This is a common rockpool plant. The thin 'leaves' are actually tubes which fill with air when it is in the water. The picture below shows gutweed left draped drying over the rocks as the tide has gone out.



Coral weed


It is often seen growing in rock pools. Generally pinkish to a greater or lesser degree, it comprises of tiny segments which gives it a skeletal appearance.

Bead weed


A red algae which is made up of little segments. It is less anatomical and more like a succulent plant than corral weed.

Irish Moss


A small rockpool plant. Just to clarify, it isn't moss, nor is it particularly Irish.


Below, Irish moss is pictured underwater, anchored in a rockpool.


Pterothamnion plumula


This very delicate red alage is a common seaweed of rockpools. When washed up on the beach, it can look a but like a red mush so I photographed this one in a rockpool so it could open up in the water.

Pepper Dulse


It is a flat seaweed ie. does not bush out but is extremely thick and squishy. A common inhabitant of the rockpool zone.

Things that look like seaweed but aren't seaweed...

Horn wrack


Hornwrack isn't actually a wrack - it isn't even seaweed at all. It is actually a colony of animals called bryozoan.

Unlike seaweed, it is vey soft, and material-like, to touch.


A close-up of hornwrack.

Sea Mat


This is another bryozoan - a colony or organisms which coats sea weed.For more on Bryozoans, have a look at this page


A close-up of sea mat



Sea Fan


Occasionally found amongst the seaweed can be found slightly twig-like pieces of sea fans. These are actually a type of coral and as such are a colony of polyps rather than a single organism.

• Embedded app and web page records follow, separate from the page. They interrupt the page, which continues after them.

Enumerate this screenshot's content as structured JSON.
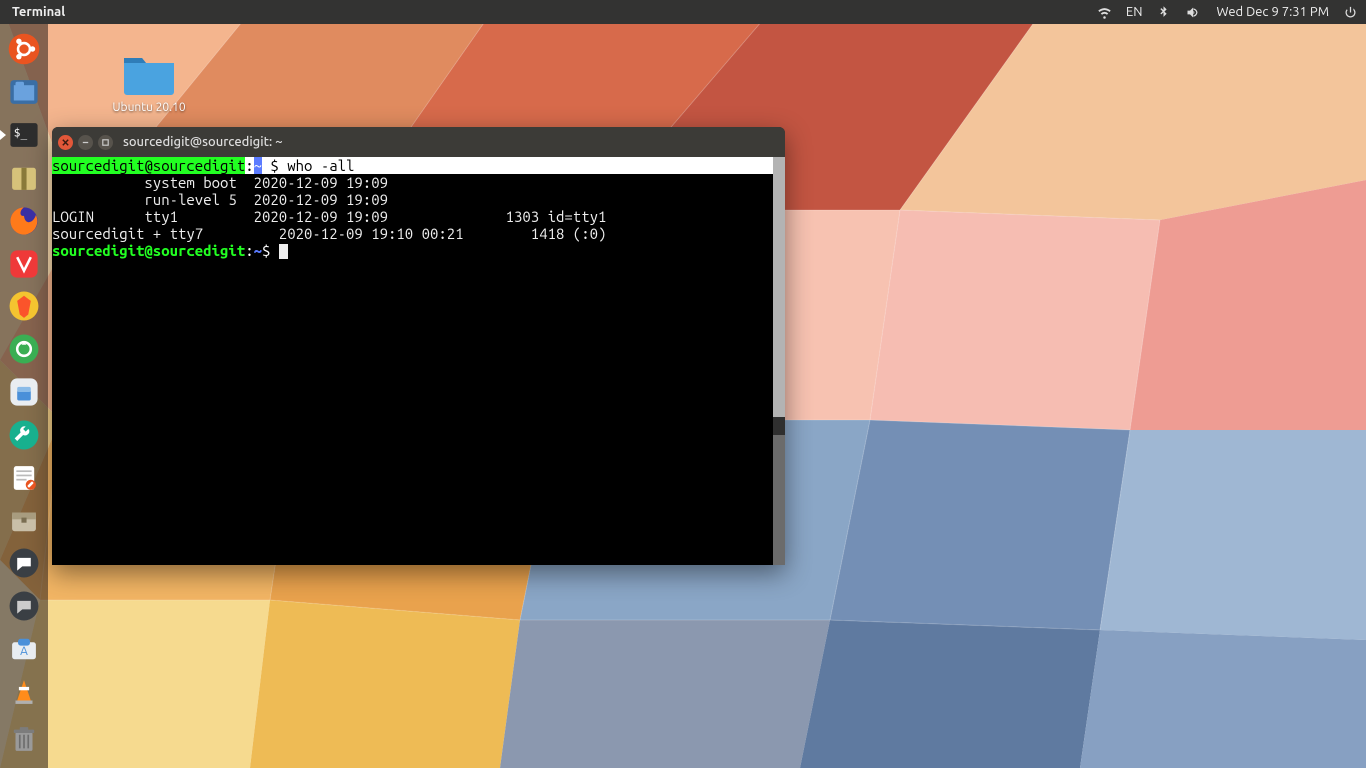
{
  "top_panel": {
    "app_name": "Terminal",
    "lang": "EN",
    "datetime": "Wed Dec  9  7:31 PM"
  },
  "desktop": {
    "folder_label": "Ubuntu 20.10"
  },
  "launcher_icons": [
    "ubuntu-dash",
    "files",
    "terminal",
    "archive",
    "firefox",
    "vivaldi",
    "brave",
    "screenshot",
    "software-updater",
    "settings-wrench",
    "gedit",
    "archive-manager",
    "chat-app",
    "chat-app2",
    "software-store",
    "vlc"
  ],
  "terminal": {
    "window_title": "sourcedigit@sourcedigit: ~",
    "prompt_user": "sourcedigit@sourcedigit",
    "prompt_path": "~",
    "prompt_symbol": "$",
    "command": "who -all",
    "output": [
      "           system boot  2020-12-09 19:09",
      "           run-level 5  2020-12-09 19:09",
      "LOGIN      tty1         2020-12-09 19:09              1303 id=tty1",
      "sourcedigit + tty7         2020-12-09 19:10 00:21        1418 (:0)"
    ]
  }
}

They can be distinguished from 'twigs' by virtue of them not being 'bushy' but lie flat and the roundish 'holdfast' with which they were once attached to a rock.